isposing of the rubbish we produce every day is a
major problem in cities around the world. In Britain, 85% of waste is
disposed by landfill, a system which is supposed to prevent pollution,
since waste is buried in the ground. This method
is far from
perfect; however, finding new areas is becoming difficult. Recycling is
an increasingly popular way of getting rid of waste, and in Britain a
target of recycling half of all domestic recyclable waste has been set
for the coming years. A
city that has solved its waste
disposal problem in an unusual way is Machida, in Japan. They have
developed a totally new approach to waste disposal. The key to the
operation is public co-operation. Families must divide their rubbish
into six categories.
- rubbish that can be easily burnt (combustible), such as kitchen and garden waste.
- non-combustible rubbish such as small electric appliances, plastic tools and plastic toys.
- products that are toxic or that cause pollution, such as batteries.
- bottles and glass containers that can be recycled.
- metal containers that can be recycled.
- large items such as furniture and bicycles.
he items in categories 1-5 are
collected on different days; (large items are only collected on
request.) Then the rubbish is taken to a centre that looks like a clean
new office building or hospital. Inside, special equipment is used to
sort and process the waste. Almost everything can be reused. Kitchen or
garden waste becomes fertilizer; combustible items are burnt to
produce electricity; metal containers and bottles are recycled and old
furniture, clothing and other useful items are cleaned, repaired and
resold cheaply or given away. The work provides employment for disabled

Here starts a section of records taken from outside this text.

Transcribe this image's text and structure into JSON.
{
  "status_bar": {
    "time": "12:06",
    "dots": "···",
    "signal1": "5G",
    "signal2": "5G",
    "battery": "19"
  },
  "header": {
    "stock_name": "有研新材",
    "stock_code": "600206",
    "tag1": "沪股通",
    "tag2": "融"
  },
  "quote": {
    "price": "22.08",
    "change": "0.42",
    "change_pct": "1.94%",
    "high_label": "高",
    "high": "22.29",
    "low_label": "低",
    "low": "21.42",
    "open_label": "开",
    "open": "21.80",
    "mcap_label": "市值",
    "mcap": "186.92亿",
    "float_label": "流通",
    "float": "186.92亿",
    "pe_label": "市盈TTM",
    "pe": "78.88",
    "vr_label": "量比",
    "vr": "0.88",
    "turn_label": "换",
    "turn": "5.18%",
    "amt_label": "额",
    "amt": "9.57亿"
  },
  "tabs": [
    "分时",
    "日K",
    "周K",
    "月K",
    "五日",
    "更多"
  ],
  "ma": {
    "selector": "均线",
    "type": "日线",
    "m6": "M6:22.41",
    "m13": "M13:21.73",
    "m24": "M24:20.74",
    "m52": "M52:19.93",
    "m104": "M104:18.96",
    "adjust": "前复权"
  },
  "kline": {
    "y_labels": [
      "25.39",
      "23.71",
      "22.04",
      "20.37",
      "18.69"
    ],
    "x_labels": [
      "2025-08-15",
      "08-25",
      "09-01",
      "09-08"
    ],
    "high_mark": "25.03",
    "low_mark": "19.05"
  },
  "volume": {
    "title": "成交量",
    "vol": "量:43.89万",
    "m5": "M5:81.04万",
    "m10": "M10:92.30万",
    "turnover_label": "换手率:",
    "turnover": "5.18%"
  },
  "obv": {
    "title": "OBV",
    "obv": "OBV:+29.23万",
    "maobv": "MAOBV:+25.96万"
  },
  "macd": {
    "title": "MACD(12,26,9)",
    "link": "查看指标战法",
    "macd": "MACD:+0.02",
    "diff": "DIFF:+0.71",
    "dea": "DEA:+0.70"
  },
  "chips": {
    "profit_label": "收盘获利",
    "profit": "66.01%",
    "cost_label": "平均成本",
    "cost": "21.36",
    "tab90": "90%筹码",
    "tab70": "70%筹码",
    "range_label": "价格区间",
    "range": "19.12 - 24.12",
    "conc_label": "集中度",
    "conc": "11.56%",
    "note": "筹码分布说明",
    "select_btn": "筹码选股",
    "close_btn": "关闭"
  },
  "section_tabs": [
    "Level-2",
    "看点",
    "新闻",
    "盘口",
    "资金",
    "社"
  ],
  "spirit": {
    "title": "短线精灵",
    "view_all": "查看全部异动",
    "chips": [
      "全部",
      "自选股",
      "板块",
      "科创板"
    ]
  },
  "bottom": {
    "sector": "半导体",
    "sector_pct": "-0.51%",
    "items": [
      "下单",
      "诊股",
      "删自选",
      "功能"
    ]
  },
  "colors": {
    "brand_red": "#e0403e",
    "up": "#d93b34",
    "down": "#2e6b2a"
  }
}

people and gives them a chance to learn new skills. N
owadays, officials from cities around the world visit Machida to see whether they
can use some of these ideas and techniques to solve their own waste disposal problems. A
. True or false? Justify
- The British bury all their waste in the ground.
- In Machida old furniture is gathered at weekends.
- The handicapped benefit from the Japanese recycling system.
. Answer the questions
- What are the British planning to do by the end of this century?
- How do the inhabitants of Machida contribute to the new system of waste disposal?
- Do other countries show interest in the Japanese system? Explain!
. Find words or phrases in the text that mean the same as
. What do the underlined words in the text refer to
Key Exercise A
- This method
- False. Only 85 per cent of waste is disposed of by landfill.
- False. It is collected on request.
- True. It gives them a chance to learn new skills.
Exercise C Exercise D
- They are planning to recycle half of all domestic recyclable waste.
- They divide their rubbish into six categories.
- Yes, they do. Officials from cities around the
world visit Machida to see whether they can use some of the ideas
and techniques to solve their own waste disposal problems.
- officials from cities around the world